Technology an essential part of education
Published 5:17 pm Friday, February 19, 2016
The Lunenburg County School Board recently approved the system’s technology plan for 2016-2018 as a required update to the Department of Education’s Technology plan.
The multi-page plan, posted on the system’s website, outlines the system goals and intentions as it integrates technology into the classroom and teaching.
Frances Wilson, the system’s director of student services in the system’s technology department, told the school board at their Monday, Feb. 8, meeting approving the plan was “basically a compliance issue.”
“The reason for having the board approve the plan was to make sure that our plan is aligned with the Virginia Department of Education Technology Plan, which was realigned for 2016-2018,” she said. “Ours was tweaked to make sure it was up to date.”
It may have been simply a compliance issue, but it highlights what technology has become to school systems, and education — essential.
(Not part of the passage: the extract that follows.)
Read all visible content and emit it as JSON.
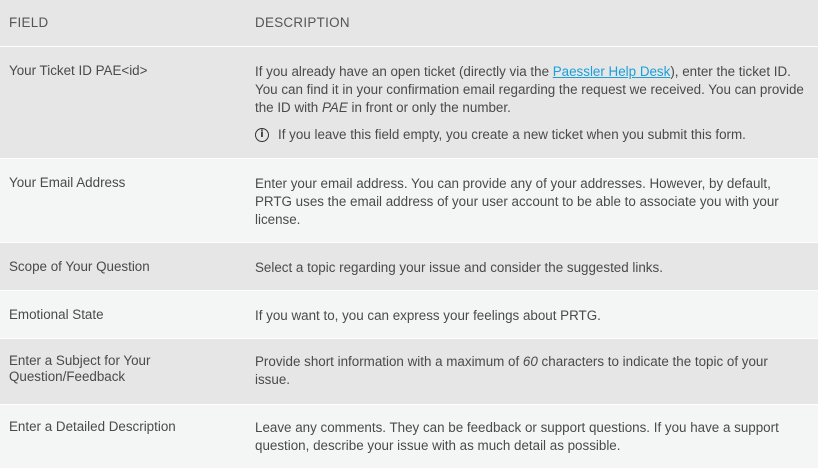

The executive summary of the system’s technology plan gives a clear idea. It notes that despite being one of Virginia’s smallest counties, “this fact does not deter progress and bold commitment to achieving high standards through research-based instruction and a strategic placement of technologies in order to support instruction.”
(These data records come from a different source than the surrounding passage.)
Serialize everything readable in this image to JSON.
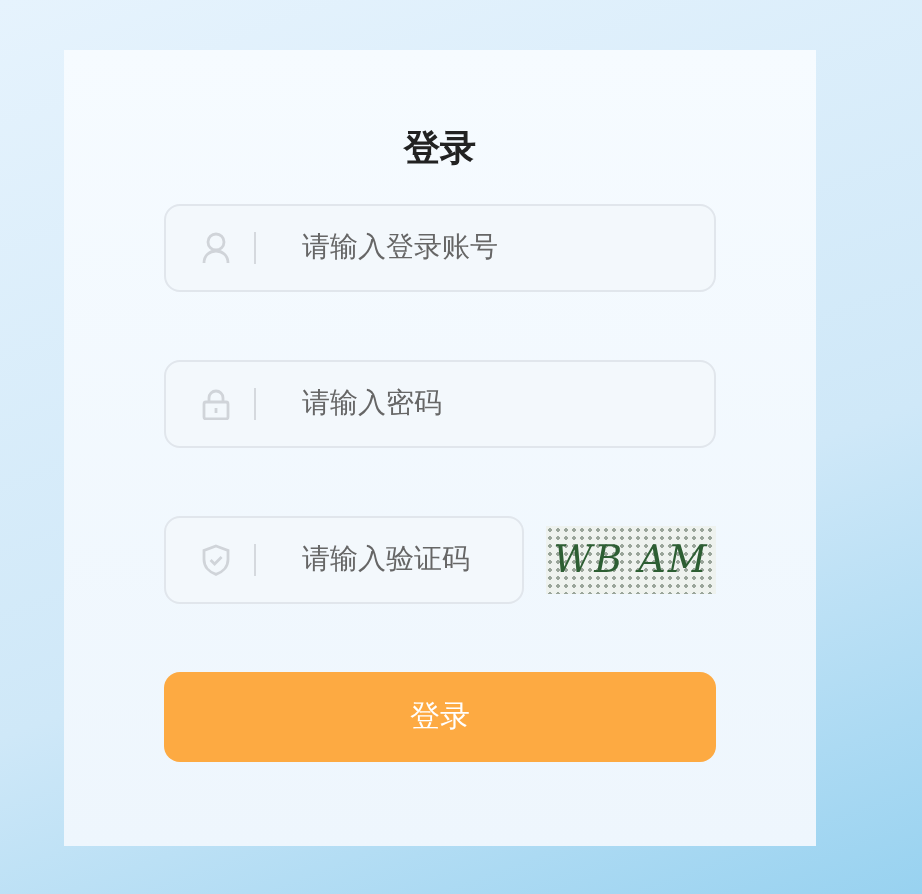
{
  "title": "登录",
  "fields": [
    {
      "kind": "user",
      "placeholder": "请输入登录账号"
    },
    {
      "kind": "lock",
      "placeholder": "请输入密码"
    }
  ],
  "captcha": {
    "placeholder": "请输入验证码",
    "code": "WB AM"
  },
  "button": "登录"
}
A section on the system’s vision and mission makes it even clearer: “Students have access to a plethora of information related to the skill they are learning. Research, once limited to classroom text, is now readily available as multimedia content from all over the world, the moment it is published.”
Virginia’s education department created Educational Technology Plan for Virginia 2010-2015 to serve as a guide for the state’s school systems with five areas of focus.
Among the areas addressed: educators employ multiple ways to engage students in learning through technology, and “this engagement should reflect student learning styles, cultural backgrounds, and personal interest; and students should not use technology tools just to replicate paper-and-pencil activities and “Tools should extend capabilities to perform functions that would be difficult, if not impossible without technology.”
Meanwhile, Lunenburg has undertaken a number of initiatives, including connecting the high school and middle school on the same network using a fiber link between the schools; and having computer labs at each of the schools, and interactive Notebooks as instructional support schools.
The Lunenburg County Public Schools Educational Technology Plan 2016-2018 drew its goals, objectives and target areas from the state plan, but local stakeholder groups — such as administration, faculty and students — also “strongly influenced development of this plan.”